|US8704209||Sep 22, 2011||Apr 22, 2014||The United States Of America As Represented By The Secretary Of The Army||Photodetectors using resonance and method of making|
|U.S. Classification||250/339.02, 257/E31.13, 257/440, 257/E31.032, 257/21, 257/E27.136, 257/E31.127, 257/E31.054, 250/332|
|Cooperative Classification||H01L31/0236, H01L27/14625, H01L31/101, G01J3/021, H01L31/0352, G01J3/0259, G01J3/2803, G01J3/2823, H01L27/14685, G01J3/02, H01L31/0232, Y02E10/50, H01L27/14649|
|European Classification||G01J3/02C1, G01J3/02B2, H01L31/0352, H01L31/0236, H01L31/101, H01L27/146F3, G01J3/28D, G01J3/28B, H01L27/146A10, H01L31/0232, G01J3/02, H01L27/146V2|
|Apr 21, 2004||AS||Assignment|
Owner name: UNITED STATES OF AMERICA AS REPRESENTED BY THE SEC
Free format text: ASSIGNMENT OF ASSIGNORS INTEREST;ASSIGNOR:CHOI, KWONG-KIT;REEL/FRAME:014543/0123
Effective date: 20040419
|Dec 20, 2010||REMI||Maintenance fee reminder mailed|
|May 15, 2011||LAPS||Lapse for failure to pay maintenance fees|

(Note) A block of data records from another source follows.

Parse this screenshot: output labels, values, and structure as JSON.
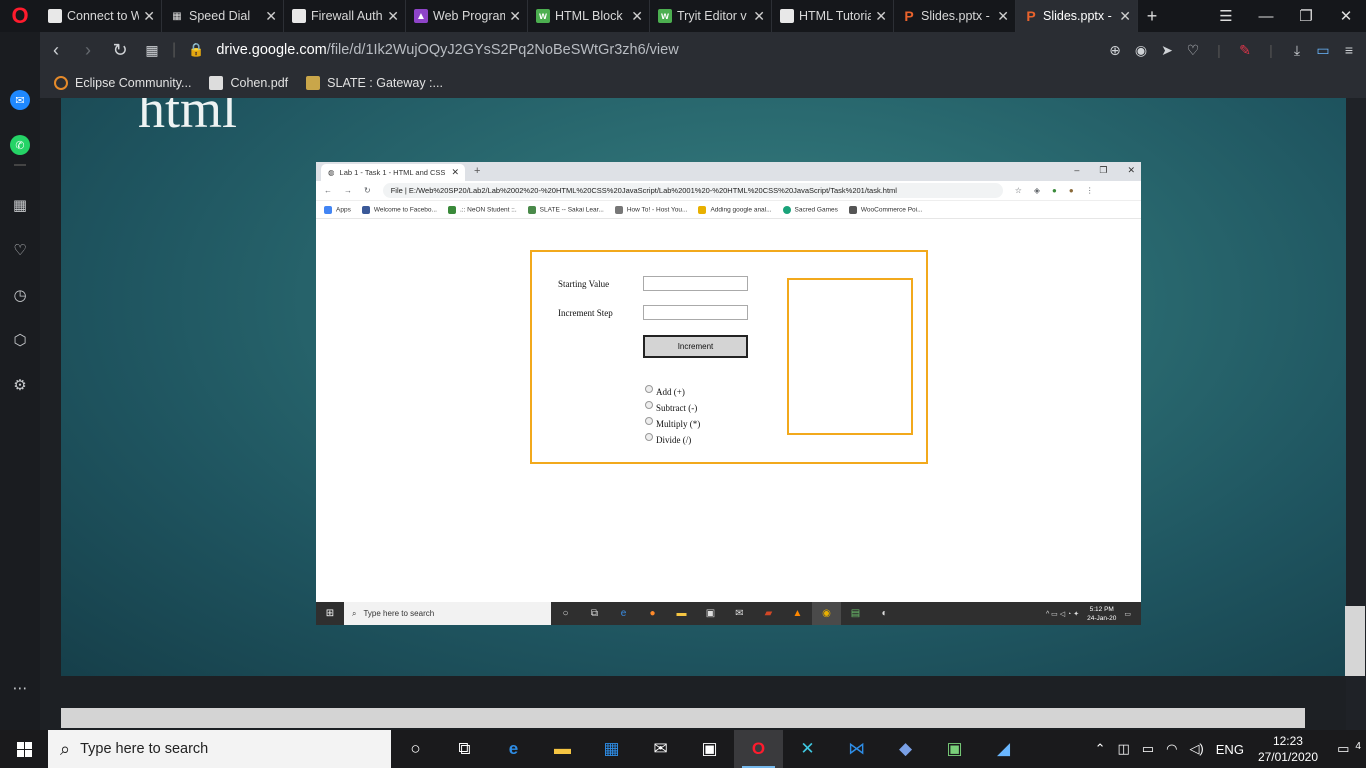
{
  "browser": {
    "tabs": [
      {
        "label": "Connect to W",
        "icon": "file-icon",
        "color": "#e8e8e8"
      },
      {
        "label": "Speed Dial",
        "icon": "speed-dial-icon",
        "color": "#e8e8e8"
      },
      {
        "label": "Firewall Auth",
        "icon": "file-icon",
        "color": "#e8e8e8"
      },
      {
        "label": "Web Program",
        "icon": "classroom-icon",
        "color": "#8e44c8"
      },
      {
        "label": "HTML Block",
        "icon": "w3-icon",
        "color": "#4caf50"
      },
      {
        "label": "Tryit Editor v",
        "icon": "w3-icon",
        "color": "#4caf50"
      },
      {
        "label": "HTML Tutoria",
        "icon": "file-icon",
        "color": "#e8e8e8"
      },
      {
        "label": "Slides.pptx -",
        "icon": "ppt-icon",
        "color": "#d24726"
      },
      {
        "label": "Slides.pptx -",
        "icon": "ppt-icon",
        "color": "#d24726"
      }
    ],
    "url_domain": "drive.google.com",
    "url_path": "/file/d/1Ik2WujOQyJ2GYsS2Pq2NoBeSWtGr3zh6/view",
    "bookmarks": [
      {
        "label": "Eclipse Community..."
      },
      {
        "label": "Cohen.pdf"
      },
      {
        "label": "SLATE : Gateway :..."
      }
    ]
  },
  "slide": {
    "title": "html",
    "inner": {
      "tab_title": "Lab 1 - Task 1 - HTML and CSS",
      "url": "File | E:/Web%20SP20/Lab2/Lab%2002%20-%20HTML%20CSS%20JavaScript/Lab%2001%20-%20HTML%20CSS%20JavaScript/Task%201/task.html",
      "bookmarks": [
        "Apps",
        "Welcome to Facebo...",
        ".:: NeON Student ::.",
        "SLATE -- Sakai Lear...",
        "How To! - Host You...",
        "Adding google anal...",
        "Sacred Games",
        "WooCommerce Poi..."
      ],
      "form": {
        "starting_label": "Starting Value",
        "step_label": "Increment Step",
        "button_label": "Increment",
        "radios": [
          "Add (+)",
          "Subtract (-)",
          "Multiply (*)",
          "Divide (/)"
        ]
      },
      "taskbar": {
        "search_placeholder": "Type here to search",
        "time": "5:12 PM",
        "date": "24-Jan-20"
      }
    }
  },
  "taskbar": {
    "search_placeholder": "Type here to search",
    "lang": "ENG",
    "time": "12:23",
    "date": "27/01/2020",
    "notifications": "4"
  }
}
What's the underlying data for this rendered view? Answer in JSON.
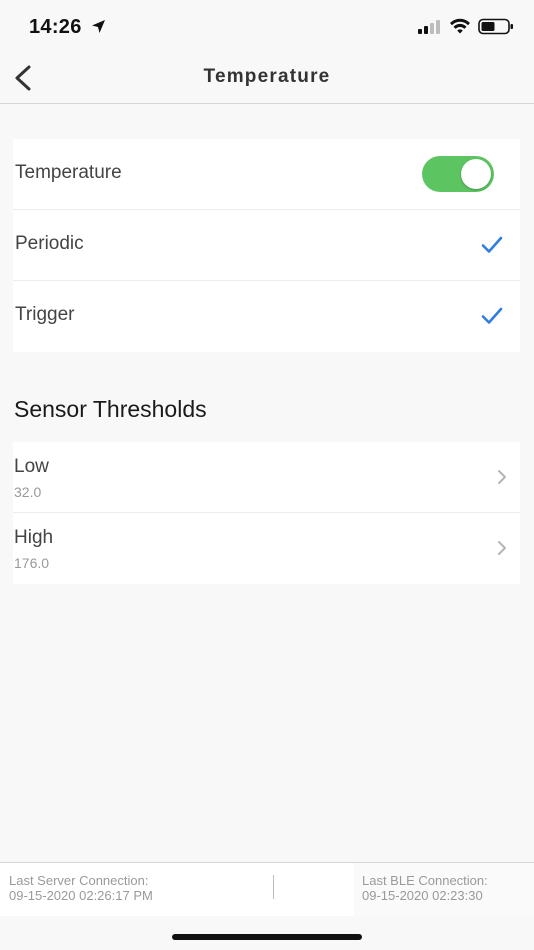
{
  "status_bar": {
    "time": "14:26"
  },
  "nav": {
    "title": "Temperature"
  },
  "settings": {
    "temperature_label": "Temperature",
    "temperature_enabled": true,
    "periodic_label": "Periodic",
    "trigger_label": "Trigger"
  },
  "thresholds": {
    "section_title": "Sensor Thresholds",
    "items": [
      {
        "label": "Low",
        "value": "32.0"
      },
      {
        "label": "High",
        "value": "176.0"
      }
    ]
  },
  "footer": {
    "server_label": "Last Server Connection:",
    "server_time": "09-15-2020 02:26:17 PM",
    "ble_label": "Last BLE Connection:",
    "ble_time": "09-15-2020 02:23:30"
  },
  "colors": {
    "toggle_on": "#5cc460",
    "check": "#2f7de1"
  }
}
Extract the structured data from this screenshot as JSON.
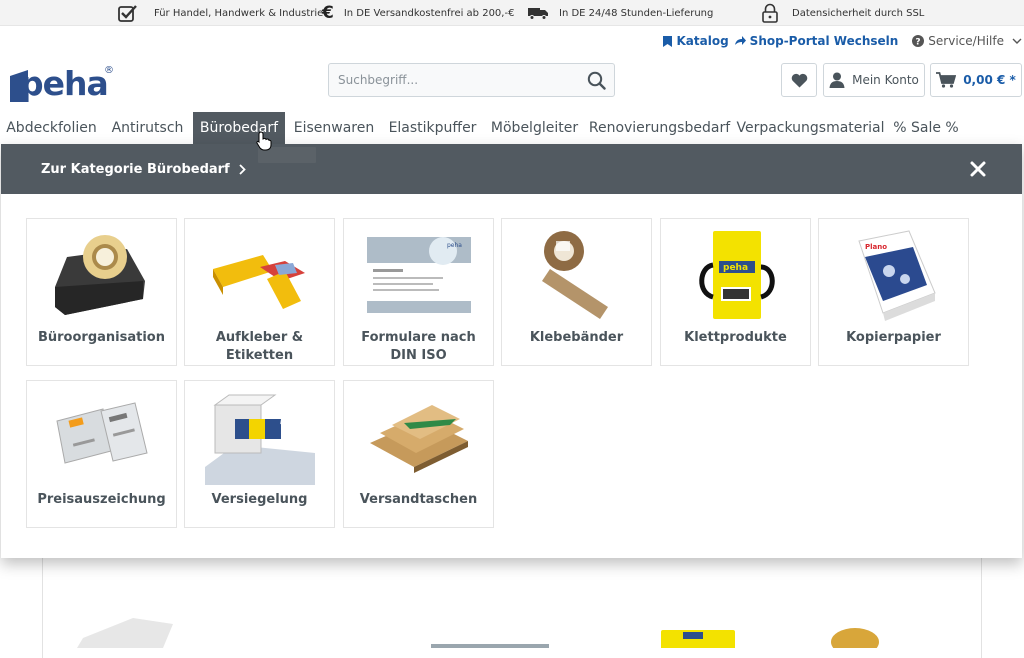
{
  "usp": [
    {
      "icon": "checkbox-check-icon",
      "text": "Für Handel, Handwerk & Industrie"
    },
    {
      "icon": "euro-icon",
      "text": "In DE Versandkostenfrei ab 200,-€"
    },
    {
      "icon": "truck-icon",
      "text": "In DE 24/48 Stunden-Lieferung"
    },
    {
      "icon": "lock-icon",
      "text": "Datensicherheit durch SSL"
    }
  ],
  "service": {
    "catalog": "Katalog",
    "portal": "Shop-Portal Wechseln",
    "help": "Service/Hilfe"
  },
  "logo": {
    "text": "peha",
    "mark": "®"
  },
  "search": {
    "placeholder": "Suchbegriff..."
  },
  "header": {
    "account": "Mein Konto",
    "cart_total": "0,00 € *"
  },
  "nav": [
    "Abdeckfolien",
    "Antirutsch",
    "Bürobedarf",
    "Eisenwaren",
    "Elastikpuffer",
    "Möbelgleiter",
    "Renovierungsbedarf",
    "Verpackungsmaterial",
    "% Sale %"
  ],
  "nav_active": "Bürobedarf",
  "flyout": {
    "title": "Zur Kategorie Bürobedarf",
    "categories": [
      "Büroorganisation",
      "Aufkleber & Etiketten",
      "Formulare nach DIN ISO",
      "Klebebänder",
      "Klettprodukte",
      "Kopierpapier",
      "Preisauszeichung",
      "Versiegelung",
      "Versandtaschen"
    ]
  },
  "colors": {
    "accent": "#1a5ca8",
    "flyout_header": "#525a61",
    "logo": "#2d4f8c"
  }
}
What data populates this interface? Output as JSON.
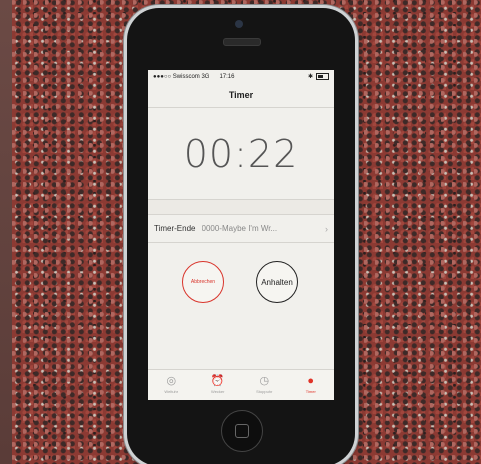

|Jul 5, 2011||FP||Expired due to failure to pay maintenance fee|
Effective date: 20110515